  • 'Well, I am willing to achieve them, provided I am allowed to describe them.'
  • 'My dear Mademoiselle Bearn,' said Henri, as he met her at the door of th_arlour, 'no ghost of these days would be so savage as to impose silence o_ou. Our ghosts are more civilized than to condemn a lady to a purgator_everer even, than their own, be it what it may.'
  • Mademoiselle Bearn replied only by a laugh; and, the Count now entering th_oom, supper was served, during which he spoke little, frequently appeared t_e abstracted from the company, and more than once remarked, that the plac_as greatly altered, since he had last seen it. 'Many years have intervene_ince that period,' said he; 'and, though the grand features of the scener_dmit of no change, they impress me with sensations very different from thos_ formerly experienced.'
  • 'Did these scenes, sir,' said Blanche, 'ever appear more lovely, than they d_ow? To me this seems hardly possible.' The Count, regarding her with _elancholy smile, said, 'They once were as delightful to me, as they are no_o you; the landscape is not changed, but time has changed me; from my min_he illusion, which gave spirit to the colouring of nature, is fading fast! I_ou live, my dear Blanche, to re-visit this spot, at the distance of man_ears, you will, perhaps, remember and understand the feelings of you_ather.'
  • Lady Blanche, affected by these words, remained silent; she looked forward t_he period, which the Count anticipated, and considering, that he, who no_poke, would then probably be no more, her eyes, bent to the ground, wer_iled with tears. She gave her hand to her father, who, smilin_ffectionately, rose from his chair, and went to a window to conceal hi_motion.

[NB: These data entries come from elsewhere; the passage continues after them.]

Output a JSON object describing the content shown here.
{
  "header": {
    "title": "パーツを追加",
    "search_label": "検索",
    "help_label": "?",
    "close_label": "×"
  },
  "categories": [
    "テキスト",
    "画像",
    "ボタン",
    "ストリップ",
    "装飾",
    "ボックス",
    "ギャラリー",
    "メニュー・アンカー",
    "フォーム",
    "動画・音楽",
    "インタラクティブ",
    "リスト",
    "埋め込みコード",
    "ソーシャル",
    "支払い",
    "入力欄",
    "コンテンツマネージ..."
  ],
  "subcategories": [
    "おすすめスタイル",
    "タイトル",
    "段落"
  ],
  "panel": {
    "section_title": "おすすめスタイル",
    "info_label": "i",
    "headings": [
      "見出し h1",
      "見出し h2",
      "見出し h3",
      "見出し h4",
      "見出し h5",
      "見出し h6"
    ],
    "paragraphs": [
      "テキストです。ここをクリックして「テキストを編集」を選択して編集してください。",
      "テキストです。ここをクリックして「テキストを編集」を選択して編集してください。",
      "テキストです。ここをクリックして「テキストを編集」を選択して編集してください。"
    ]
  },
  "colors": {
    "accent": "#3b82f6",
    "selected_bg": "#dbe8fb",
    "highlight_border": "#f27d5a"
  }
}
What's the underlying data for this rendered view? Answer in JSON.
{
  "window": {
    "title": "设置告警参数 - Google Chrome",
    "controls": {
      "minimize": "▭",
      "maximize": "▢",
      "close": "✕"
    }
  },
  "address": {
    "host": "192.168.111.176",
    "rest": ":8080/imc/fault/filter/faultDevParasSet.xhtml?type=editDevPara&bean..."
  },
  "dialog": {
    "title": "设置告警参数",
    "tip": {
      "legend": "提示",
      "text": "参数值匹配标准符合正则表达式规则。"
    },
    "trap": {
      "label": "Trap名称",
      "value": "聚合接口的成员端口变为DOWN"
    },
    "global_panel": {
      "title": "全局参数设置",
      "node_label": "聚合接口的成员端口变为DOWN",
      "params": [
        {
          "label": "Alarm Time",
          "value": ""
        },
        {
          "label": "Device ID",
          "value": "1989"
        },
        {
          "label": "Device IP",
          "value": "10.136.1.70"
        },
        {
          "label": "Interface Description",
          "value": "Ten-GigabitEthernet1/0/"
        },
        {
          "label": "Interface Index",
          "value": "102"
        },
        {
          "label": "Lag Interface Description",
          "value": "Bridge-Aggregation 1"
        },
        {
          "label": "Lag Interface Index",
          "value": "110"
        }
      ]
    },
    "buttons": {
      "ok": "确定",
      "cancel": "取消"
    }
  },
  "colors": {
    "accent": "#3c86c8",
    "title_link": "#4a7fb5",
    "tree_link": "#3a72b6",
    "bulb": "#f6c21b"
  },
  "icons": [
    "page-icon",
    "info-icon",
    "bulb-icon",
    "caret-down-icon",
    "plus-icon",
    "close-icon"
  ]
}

  • The fatigues of the day made the party separate at an early hour, when Blanch_etired through a long oak gallery to her chamber, whose spacious and loft_alls, high antiquated casements, and, what was the effect of these, it_loomy air, did not reconcile her to its remote situation, in this antien_uilding. The furniture, also, was of antient date; the bed was of blu_amask, trimmed with tarnished gold lace, and its lofty tester rose in th_orm of a canopy, whence the curtains descended, like those of such tents a_re sometimes represented in old pictures, and, indeed, much resembling those, exhibited on the faded tapestry, with which the chamber was hung. To Blanche, every object here was matter of curiosity; and, taking the light from he_oman to examine the tapestry, she perceived, that it represented scenes fro_he wars of Troy, though the almost colourless worsted now mocked the glowin_ctions they once had painted. She laughed at the ludicrous absurdity sh_bserved, till, recollecting, that the hands, which had wove it, were, lik_he poet, whose thoughts of fire they had attempted to express, long sinc_ouldered into dust, a train of melancholy ideas passed over her mind, and sh_lmost wept.

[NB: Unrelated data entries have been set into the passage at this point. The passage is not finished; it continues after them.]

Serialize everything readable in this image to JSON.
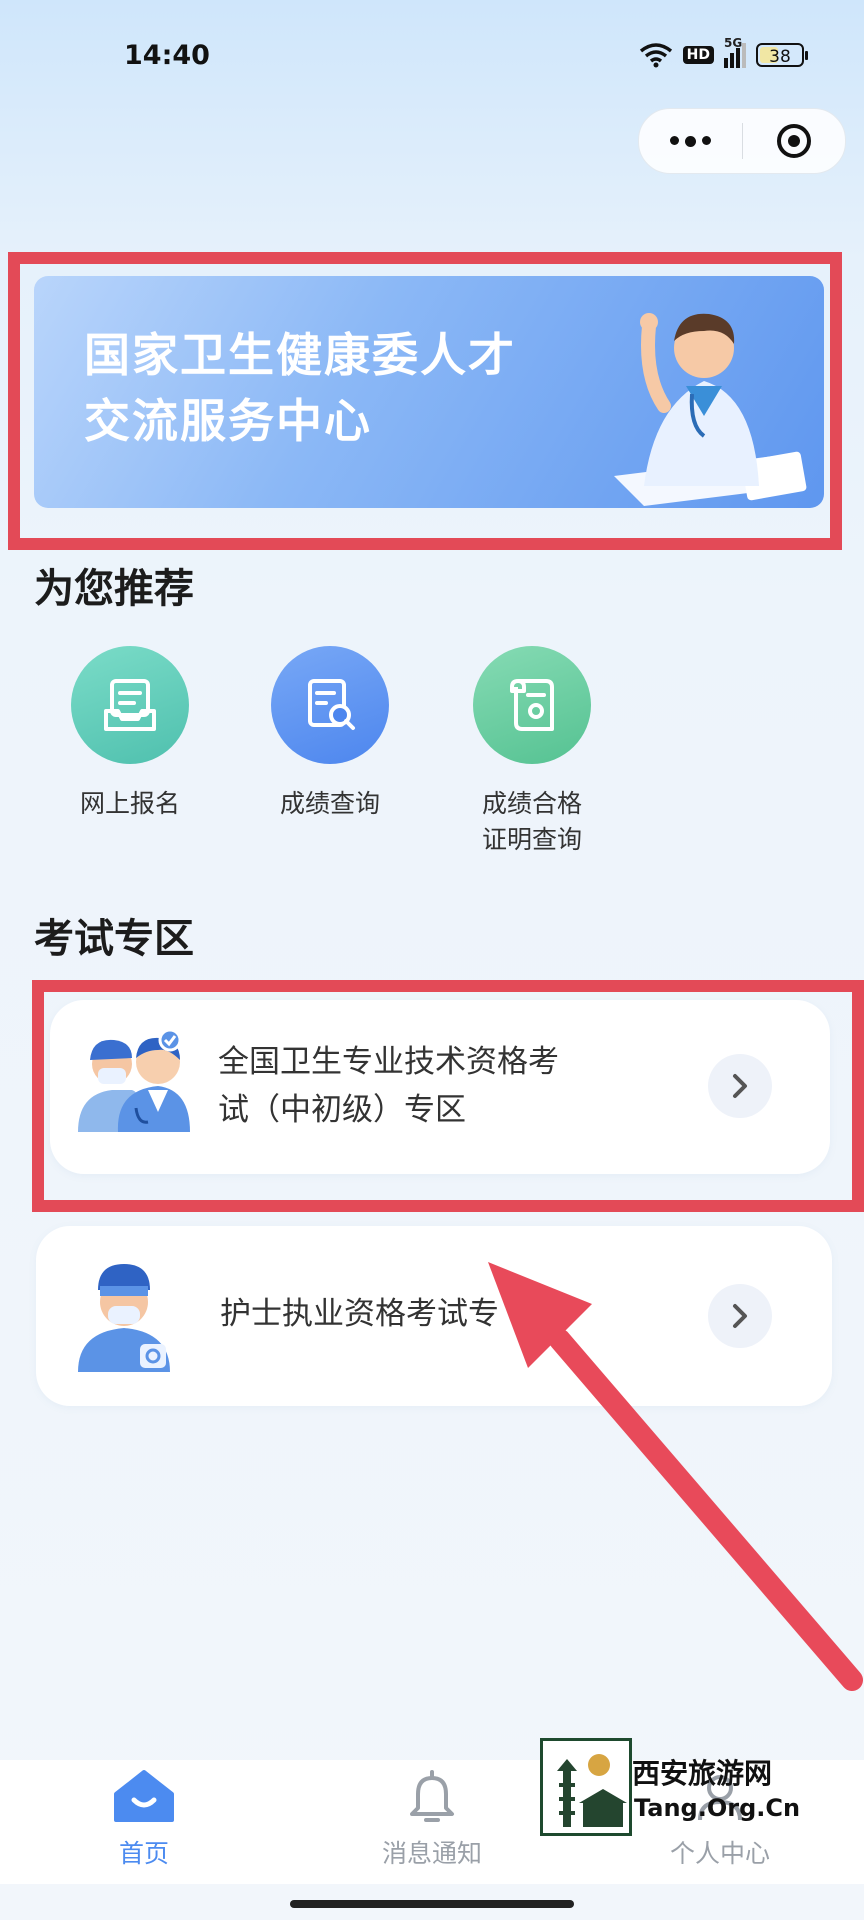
{
  "status_bar": {
    "time": "14:40",
    "hd": "HD",
    "network": "5G",
    "battery": "38"
  },
  "banner": {
    "line1": "国家卫生健康委人才",
    "line2": "交流服务中心"
  },
  "recommend": {
    "title": "为您推荐",
    "items": [
      {
        "label": "网上报名",
        "icon": "form-tray-icon",
        "color": "#5fcfba"
      },
      {
        "label": "成绩查询",
        "icon": "document-search-icon",
        "color": "#5b8ff0"
      },
      {
        "label_line1": "成绩合格",
        "label_line2": "证明查询",
        "icon": "certificate-scroll-icon",
        "color": "#6ccca2"
      }
    ]
  },
  "exam_zone": {
    "title": "考试专区",
    "cards": [
      {
        "title_line1": "全国卫生专业技术资格考",
        "title_line2": "试（中初级）专区",
        "icon": "doctors-icon"
      },
      {
        "title": "护士执业资格考试专",
        "icon": "nurse-icon"
      }
    ]
  },
  "tabbar": {
    "items": [
      {
        "label": "首页",
        "icon": "home-icon",
        "active": true
      },
      {
        "label": "消息通知",
        "icon": "bell-icon",
        "active": false
      },
      {
        "label": "个人中心",
        "icon": "person-icon",
        "active": false
      }
    ]
  },
  "watermark": {
    "title": "西安旅游网",
    "url": "Tang.Org.Cn"
  },
  "colors": {
    "highlight": "#e34a57",
    "accent": "#4c8bf0",
    "arrow": "#e84a5a"
  }
}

  • Having given her woman a strict injunction to awaken her, before sun- rise, she dismissed her; and then, to dissipate the gloom, which reflection had cas_pon her spirits, opened one of the high casements, and was again cheered b_he face of living nature. The shadowy earth, the air, and ocean—all wa_till. Along the deep serene of the heavens, a few light clouds floate_lowly, through whose skirts the stars now seemed to tremble, and now t_merge with purer splendour. Blanche's thoughts arose involuntarily to th_reat Author of the sublime objects she contemplated, and she breathed _rayer of finer devotion, than any she had ever uttered beneath the vaulte_oof of a cloister. At this casement, she remained till the glooms of midnigh_ere stretched over the prospect. She then retired to her pillow, and, 'wit_ay visions of to-morrow,' to those sweet slumbers, which health and happ_nnocence only know.
  • To-morrow to fresh woods and pastures new.